When I left Northern Ireland and came to London it was like moving to the tropics. You get on the plane at Aldergrove airport swathed in ten layers and a sou’wester and you get off at Heathrow and everyone is in tee-shirts and shorts. And the reverse is true, when you make the return trip you leave London in tee-shirt and freeze your bits off the moment the aircraft doors open in Belfast. We say at home there are only two types of weather; “it’s raining” or “it’s about to rain” and it’s said in humour but “many’s a truth said in jest”.
I have lived in London now for twenty-five years and despite the very wet summer we have had here I still have a bit of colour – at least I don’t look like I’ve been sitting down a mine all my life and never seen sunshine but when I go home people stop me and ask where have I been on holiday because I’m so tanned, and I look at them confusingly and then realise that of course, compared to them I’m actually quite tanned, you see, at home in Northern Ireland the natural skin colour is a light blue.
And the weather affects you in ways you don’t (or didn’t) realise, at home it rained a lot so of course you bought big heavy waterproof duffle coats and Parka’s and you tended to eat big heavy warming meals in preference to salads because, well, because the sun didn’t shine long enough for a salad to seem worth it. But coming to London were it rains very little (apart from this summer) it is perfectly normal to wear nice light clothes and that was the biggest change I noticed arriving here – especially in the tourist spots were there were lots of visitors from the continent who always wore brightly coloured clothes.
There are some expression they have here in London that I’ve never heard of before, terms like ‘water shortage’ and ‘hose-pipe ban’, I’d never heard those words before in my life and couldn’t figure out why you would need them. The other phrases I had never heard before but was pleased to learn was ‘what a scorcher’ (not a reference to last night’s curry or it’s revenge this morning) and ‘heatwave’ and ‘too hot’, something I had to get used to saying.
It is said that the Inuit have dozens of words to describe snow conditions, from the state of the stuff lying on the ground to the speed and direction from which it is falling. Perhaps this is not surprising considering community survival used to depend entirely on the correct interpretation of weather conditions and in Northern Ireland we too have many words to describe rain; drizzle, pelting, lashing, bucketing, pissing, perishing, monsoon conditions, peeing etc
The weather would creep into our everyday speech unnoticed, we would say phrases like “It lashed out of the heavens the whole time” or it was ‘a soft auld day’ meaning it was raining gently and ‘passion’, you would hear your dad say ‘it’s passion doon’ which once you got past the heavy accent actually means ‘it’s pissing down’ and if you ask your mum how she was she would respond with ‘I’m right as rain’ which ironically means she’s very well. And one of my favourite chat-up lines is ‘your eyes look like the Irish countryside after a soft rain’, never used that line but it’s kind’a sweet. Perhaps one day.

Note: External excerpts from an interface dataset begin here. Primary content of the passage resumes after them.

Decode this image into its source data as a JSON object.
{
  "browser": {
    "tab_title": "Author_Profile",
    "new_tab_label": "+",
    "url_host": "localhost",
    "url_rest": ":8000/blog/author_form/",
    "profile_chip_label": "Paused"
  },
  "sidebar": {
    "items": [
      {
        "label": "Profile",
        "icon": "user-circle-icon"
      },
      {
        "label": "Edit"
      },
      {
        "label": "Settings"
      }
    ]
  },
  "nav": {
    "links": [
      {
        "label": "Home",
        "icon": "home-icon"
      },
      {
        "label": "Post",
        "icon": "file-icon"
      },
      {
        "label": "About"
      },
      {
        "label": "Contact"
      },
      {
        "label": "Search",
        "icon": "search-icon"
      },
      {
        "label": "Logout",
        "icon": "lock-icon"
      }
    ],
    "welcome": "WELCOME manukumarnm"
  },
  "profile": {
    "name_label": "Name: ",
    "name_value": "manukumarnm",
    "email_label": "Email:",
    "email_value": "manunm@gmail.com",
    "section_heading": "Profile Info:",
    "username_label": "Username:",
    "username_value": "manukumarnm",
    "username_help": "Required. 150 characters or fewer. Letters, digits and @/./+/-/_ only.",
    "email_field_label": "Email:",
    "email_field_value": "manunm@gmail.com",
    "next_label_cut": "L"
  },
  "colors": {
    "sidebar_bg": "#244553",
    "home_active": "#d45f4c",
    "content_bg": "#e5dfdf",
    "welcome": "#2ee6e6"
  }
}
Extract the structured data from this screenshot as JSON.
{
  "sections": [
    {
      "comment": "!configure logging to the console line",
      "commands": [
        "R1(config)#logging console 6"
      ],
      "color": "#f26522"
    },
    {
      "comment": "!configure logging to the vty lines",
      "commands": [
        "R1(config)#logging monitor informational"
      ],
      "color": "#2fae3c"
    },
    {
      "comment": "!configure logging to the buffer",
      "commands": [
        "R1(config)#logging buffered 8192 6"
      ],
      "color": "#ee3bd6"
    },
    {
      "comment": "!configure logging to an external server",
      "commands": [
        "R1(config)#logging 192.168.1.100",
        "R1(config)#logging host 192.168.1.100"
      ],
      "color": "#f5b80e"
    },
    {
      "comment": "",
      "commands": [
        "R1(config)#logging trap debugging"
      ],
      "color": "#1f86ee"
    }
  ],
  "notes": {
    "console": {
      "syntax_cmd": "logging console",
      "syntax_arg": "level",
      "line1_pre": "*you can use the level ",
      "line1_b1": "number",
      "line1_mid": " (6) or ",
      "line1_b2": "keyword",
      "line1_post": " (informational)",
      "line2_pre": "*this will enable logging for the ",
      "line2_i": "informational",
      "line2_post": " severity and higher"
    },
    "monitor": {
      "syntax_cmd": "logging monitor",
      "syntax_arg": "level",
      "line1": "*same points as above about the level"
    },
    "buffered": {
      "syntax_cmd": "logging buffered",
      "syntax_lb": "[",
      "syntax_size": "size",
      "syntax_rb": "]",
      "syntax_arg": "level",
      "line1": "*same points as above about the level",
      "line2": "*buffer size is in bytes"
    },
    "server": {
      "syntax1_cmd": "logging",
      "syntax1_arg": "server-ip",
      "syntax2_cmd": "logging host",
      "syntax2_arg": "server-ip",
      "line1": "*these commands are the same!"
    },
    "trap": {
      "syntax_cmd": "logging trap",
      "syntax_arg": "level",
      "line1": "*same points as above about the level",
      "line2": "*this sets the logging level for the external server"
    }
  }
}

When I was a kid and helping my older brother with his milk round I used to dread looking out the window at 4 in the morning and see the rain chucking it down. However when I moaned to my brother about the bad weather he would say there’s no such thing as bad weather – only the wrong clothes – and he’d make sure I had something waterproof on. During the winter it was particularly miserable, it rained constantly but was cold as well and then the rain would turn to sleet and I’d be frozen. We were constantly carrying cold wet milk bottles and he’d encourage me to run faster to warm myself up and although I was sweating buckets inside, my hands and especially fingers always remained cold.
I always wondered how everyone else, all the grown-ups, used to stay so warm and they let me into a little secret. They used to wear thick woman’s tights under their trousers and one of them pulled up his jeans to show me and yes, he really did have thick tan tights on as well as thick socks and jeans. I did wonder about a few things then, for starters he was very hairy, in fact I think he was part werewolf and just how he managed to get those tights up against the grain of his leg fur was a mystery. Perhaps he shaved his legs. The other thing I used to wonder about was did it stop at woman’s tights, did he wear other items of woman’s apparel and where did he get them from because I knew he wasn’t married, did he walk into Boots The Chemist and size them up against himself and get some very strange looks from the other customers.. But the biggest concern I had was what would happen if he was in an accident and had to go to hospital. He would have got some very strange looks if the nurses cut open his jeans and saw that he was wearing tights. Perhaps they’d think he was a cross dresser..perhaps he was..perhaps all milkmen are..
Yes, I know, I don’t think like everyone else…do I?